Once upon a time, Phish jams routinely stretched past the fifteen minute mark, exploring funk textures and various other musical realms before coming to rest. Beginning in 1994 with “Bowies” and “Tweezers,” but more earnestly developing during the groove era of 1997-2000, the long jam became a fixture at Phish shows. Four-song sets, dance marathons, loose ambient experiments, meandering psychedelia; all of these were parts and parcels of bygone eras in Phish history. These days, while the band still drops jams that push fifteen minutes every now and again, highlights of fall shows have most often been their more compact ten to twelve minute excursions. A growing trend of musical density that was born last fall is now coming to fruition with directed, collaborative playing that continues to hit the sweet spot.
One of the most interesting parts of these compact jaunts is how much longer they feel in concert. Bombarding the audience with layers of musical ideas, these living pieces of improvisation create a time warp, stretching a ten-minute period to something that feels much longer.

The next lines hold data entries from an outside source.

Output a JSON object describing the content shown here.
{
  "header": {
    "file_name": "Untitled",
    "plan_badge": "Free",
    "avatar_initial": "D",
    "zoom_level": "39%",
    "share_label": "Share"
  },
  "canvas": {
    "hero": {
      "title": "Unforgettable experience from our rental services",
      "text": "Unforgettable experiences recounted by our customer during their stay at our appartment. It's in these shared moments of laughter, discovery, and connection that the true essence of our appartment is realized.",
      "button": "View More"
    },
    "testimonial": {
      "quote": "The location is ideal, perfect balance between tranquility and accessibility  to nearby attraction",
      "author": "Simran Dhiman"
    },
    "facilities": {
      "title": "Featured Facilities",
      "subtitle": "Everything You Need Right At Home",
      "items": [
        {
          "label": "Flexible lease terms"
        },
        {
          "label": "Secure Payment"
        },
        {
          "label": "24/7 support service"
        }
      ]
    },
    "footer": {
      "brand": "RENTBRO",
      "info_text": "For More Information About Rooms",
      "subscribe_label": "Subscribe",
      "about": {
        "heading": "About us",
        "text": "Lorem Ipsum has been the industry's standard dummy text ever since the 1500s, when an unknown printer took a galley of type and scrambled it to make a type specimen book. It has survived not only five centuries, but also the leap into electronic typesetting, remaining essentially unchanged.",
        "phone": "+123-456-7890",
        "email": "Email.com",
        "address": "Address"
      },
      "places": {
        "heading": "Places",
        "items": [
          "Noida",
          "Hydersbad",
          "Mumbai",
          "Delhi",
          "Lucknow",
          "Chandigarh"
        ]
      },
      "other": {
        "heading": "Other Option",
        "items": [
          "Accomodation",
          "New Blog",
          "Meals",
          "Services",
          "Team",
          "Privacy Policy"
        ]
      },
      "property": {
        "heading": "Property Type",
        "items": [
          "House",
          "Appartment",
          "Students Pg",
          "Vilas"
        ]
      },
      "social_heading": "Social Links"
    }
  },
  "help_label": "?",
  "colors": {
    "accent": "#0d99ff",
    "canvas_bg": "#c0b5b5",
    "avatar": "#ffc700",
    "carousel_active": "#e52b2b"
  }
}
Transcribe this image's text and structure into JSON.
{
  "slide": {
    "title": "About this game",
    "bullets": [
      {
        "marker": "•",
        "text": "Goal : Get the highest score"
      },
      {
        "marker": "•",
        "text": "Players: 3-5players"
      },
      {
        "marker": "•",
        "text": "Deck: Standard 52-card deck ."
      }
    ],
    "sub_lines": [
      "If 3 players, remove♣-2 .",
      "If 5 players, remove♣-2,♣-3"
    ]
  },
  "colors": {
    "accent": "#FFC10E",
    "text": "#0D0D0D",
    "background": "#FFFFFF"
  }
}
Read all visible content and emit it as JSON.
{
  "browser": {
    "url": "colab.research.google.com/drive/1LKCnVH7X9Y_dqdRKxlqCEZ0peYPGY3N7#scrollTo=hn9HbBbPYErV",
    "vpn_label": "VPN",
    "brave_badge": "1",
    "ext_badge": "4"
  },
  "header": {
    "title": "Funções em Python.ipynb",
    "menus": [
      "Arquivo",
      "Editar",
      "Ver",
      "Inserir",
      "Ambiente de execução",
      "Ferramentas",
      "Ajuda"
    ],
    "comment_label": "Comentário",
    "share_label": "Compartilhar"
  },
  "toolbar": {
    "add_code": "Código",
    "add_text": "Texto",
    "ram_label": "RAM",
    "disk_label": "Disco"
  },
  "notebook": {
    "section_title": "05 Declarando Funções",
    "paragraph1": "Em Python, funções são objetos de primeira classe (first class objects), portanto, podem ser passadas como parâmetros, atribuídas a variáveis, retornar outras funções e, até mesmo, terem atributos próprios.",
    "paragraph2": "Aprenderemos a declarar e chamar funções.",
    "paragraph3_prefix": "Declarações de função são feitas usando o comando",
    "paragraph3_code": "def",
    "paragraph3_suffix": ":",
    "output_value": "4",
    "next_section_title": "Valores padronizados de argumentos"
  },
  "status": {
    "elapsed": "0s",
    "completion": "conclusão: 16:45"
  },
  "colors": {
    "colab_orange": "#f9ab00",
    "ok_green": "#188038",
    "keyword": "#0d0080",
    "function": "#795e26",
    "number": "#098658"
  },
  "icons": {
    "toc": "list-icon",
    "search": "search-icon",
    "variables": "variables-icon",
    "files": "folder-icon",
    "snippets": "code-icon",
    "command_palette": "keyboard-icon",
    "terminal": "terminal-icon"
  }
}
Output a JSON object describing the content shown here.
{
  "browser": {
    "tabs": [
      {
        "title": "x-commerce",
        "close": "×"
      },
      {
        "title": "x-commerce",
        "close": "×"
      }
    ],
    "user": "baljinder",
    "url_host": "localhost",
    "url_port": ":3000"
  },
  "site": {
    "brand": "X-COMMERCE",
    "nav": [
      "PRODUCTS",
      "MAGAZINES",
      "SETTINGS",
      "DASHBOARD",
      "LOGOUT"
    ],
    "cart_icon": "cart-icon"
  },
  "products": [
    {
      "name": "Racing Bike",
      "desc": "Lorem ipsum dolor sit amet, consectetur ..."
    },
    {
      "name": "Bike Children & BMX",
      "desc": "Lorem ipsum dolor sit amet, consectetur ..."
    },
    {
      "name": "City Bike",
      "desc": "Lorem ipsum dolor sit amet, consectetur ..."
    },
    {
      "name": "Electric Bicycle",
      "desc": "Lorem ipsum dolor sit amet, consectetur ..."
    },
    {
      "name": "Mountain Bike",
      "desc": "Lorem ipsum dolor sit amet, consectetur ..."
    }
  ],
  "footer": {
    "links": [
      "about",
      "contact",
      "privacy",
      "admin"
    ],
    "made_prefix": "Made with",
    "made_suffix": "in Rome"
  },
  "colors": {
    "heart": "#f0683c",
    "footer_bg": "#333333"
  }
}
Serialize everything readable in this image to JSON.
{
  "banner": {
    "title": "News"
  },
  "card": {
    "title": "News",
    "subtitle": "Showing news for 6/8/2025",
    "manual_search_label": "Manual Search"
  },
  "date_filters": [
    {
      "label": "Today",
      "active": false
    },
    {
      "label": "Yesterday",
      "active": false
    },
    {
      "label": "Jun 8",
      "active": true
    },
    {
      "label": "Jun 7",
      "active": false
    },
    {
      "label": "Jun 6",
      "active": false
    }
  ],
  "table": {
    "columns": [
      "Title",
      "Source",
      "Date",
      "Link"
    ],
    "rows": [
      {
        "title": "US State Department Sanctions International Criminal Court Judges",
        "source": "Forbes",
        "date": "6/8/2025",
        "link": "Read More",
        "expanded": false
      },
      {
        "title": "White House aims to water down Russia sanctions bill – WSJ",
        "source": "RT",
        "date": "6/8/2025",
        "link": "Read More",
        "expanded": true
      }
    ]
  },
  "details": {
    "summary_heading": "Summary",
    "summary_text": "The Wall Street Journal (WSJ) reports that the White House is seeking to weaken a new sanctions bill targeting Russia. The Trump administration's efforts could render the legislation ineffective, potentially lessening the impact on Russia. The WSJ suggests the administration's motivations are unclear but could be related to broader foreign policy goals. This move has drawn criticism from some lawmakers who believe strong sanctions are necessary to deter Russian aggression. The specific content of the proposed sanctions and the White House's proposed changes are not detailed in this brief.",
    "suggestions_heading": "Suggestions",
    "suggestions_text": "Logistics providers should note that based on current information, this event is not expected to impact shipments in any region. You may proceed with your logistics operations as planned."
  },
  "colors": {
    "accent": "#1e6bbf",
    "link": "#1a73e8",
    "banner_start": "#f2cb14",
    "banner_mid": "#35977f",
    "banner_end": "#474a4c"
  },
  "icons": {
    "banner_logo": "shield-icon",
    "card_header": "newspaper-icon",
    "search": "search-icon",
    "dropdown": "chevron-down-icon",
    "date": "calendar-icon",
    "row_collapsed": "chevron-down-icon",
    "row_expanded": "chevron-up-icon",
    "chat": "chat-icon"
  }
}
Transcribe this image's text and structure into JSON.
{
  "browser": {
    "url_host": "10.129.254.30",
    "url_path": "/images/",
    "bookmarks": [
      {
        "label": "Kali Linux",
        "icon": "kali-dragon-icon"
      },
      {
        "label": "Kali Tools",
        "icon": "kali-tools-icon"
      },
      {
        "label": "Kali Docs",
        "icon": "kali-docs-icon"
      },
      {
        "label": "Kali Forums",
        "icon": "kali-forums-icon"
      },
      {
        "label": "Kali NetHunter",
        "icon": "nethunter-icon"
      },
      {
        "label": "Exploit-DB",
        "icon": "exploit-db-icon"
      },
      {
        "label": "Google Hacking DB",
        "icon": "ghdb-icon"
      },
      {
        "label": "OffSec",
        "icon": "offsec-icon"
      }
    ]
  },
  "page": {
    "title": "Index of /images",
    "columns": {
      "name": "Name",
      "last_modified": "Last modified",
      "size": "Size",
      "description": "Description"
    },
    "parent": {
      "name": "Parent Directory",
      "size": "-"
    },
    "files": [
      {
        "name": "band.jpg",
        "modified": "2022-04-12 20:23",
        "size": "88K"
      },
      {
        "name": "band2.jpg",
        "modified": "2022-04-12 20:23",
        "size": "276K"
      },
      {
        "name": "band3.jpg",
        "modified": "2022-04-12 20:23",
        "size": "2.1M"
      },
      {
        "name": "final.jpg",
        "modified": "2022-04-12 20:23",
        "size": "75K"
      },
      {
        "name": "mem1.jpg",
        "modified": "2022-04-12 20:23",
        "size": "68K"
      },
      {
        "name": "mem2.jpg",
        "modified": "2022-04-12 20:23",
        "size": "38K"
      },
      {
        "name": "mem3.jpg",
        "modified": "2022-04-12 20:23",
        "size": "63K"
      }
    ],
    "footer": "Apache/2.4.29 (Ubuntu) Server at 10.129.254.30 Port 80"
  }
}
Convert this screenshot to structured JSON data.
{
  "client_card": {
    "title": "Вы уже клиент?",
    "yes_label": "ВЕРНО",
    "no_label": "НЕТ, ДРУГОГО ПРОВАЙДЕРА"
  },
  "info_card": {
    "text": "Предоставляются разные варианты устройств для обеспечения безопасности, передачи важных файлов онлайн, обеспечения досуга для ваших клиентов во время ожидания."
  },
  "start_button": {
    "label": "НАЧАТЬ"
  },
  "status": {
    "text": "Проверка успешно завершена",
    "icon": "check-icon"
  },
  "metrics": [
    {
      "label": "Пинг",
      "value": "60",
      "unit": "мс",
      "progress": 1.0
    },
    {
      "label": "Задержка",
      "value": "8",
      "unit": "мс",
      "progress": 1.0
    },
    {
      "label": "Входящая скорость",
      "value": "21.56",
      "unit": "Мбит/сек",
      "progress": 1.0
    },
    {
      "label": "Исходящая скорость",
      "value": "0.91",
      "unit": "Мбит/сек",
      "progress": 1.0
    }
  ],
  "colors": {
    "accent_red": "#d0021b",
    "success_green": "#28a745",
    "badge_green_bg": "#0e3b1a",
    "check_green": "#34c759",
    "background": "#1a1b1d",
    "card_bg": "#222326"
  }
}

With seemingly effortless collaboration, and without over-thinking, the band is diving into their pieces with urgency, making good things happen right away. This is not to say Phish is being impatient – they are not – they have honed their improvisational conversations and are simply taking less time into the meat of jams. Playing with a precision and tightness unseen since in eras, the newest Phish music has a distinctly retro vibe while simultaneously pushing themselves into the future.
There have only been two (non-“YEM”) jams that have reached fifteen minutes thus far – Broomfield’s “Ghost” and Charleston’s “Crosseyed and Painless” – and the latter only got there with two lyrical reprises and three segments of improv. More than ever, with current Phish, time is nothing and music is everything. The most intense and impressive jams of the last five shows have landed smack dab in the nine to twelve minute range, something that is always a surprise upon download. There is no need to list all of the highlights that fit this framework, for they are plentiful and everyone has the tapes. But the point is that, now, Phish can be both exploratory and concise in one jam. Some obvious examples are Broomfield’s “Twist,” “Split,” and “Carini,” and Charleston’s “Disease,” “Sand,” and “Tweezer.” The band has made powerful musical statements in far shorter times, increasing the impact of each individual jam on the psyche.
Trust me, I would still love to see the band drop twenty minute jams a la The Greek’s “Light” or Alpine’s “Disease > What’s the Use?” and I’m sure that they will; it just doesn’t matter any more. Phish can just as easily play outstanding shows laced with ten to twelve minute jams a la Broomfield’s second and third nights. With the intensity of their communication better than it has been since their return, these dense pieces are only becoming more interesting. With five down and nine to go, it will be interesting to track to watch the course Phish jams over the second two-thirds of tour and to see if this trend continues.
Notes From the Road: As the scene shifts from South to North tonight, so does the mode of transport from plane to car. Tonight’s show in Augusta, Maine is followed by an all-night cannonball run to Utica, hence, I’m not sure when my review will be posted.
Frank Zappa – “We’re Only In It For the Money“
King Crimson – “Lark’s Tongue In Aspic” (w/ Robert Fripp on second guitar)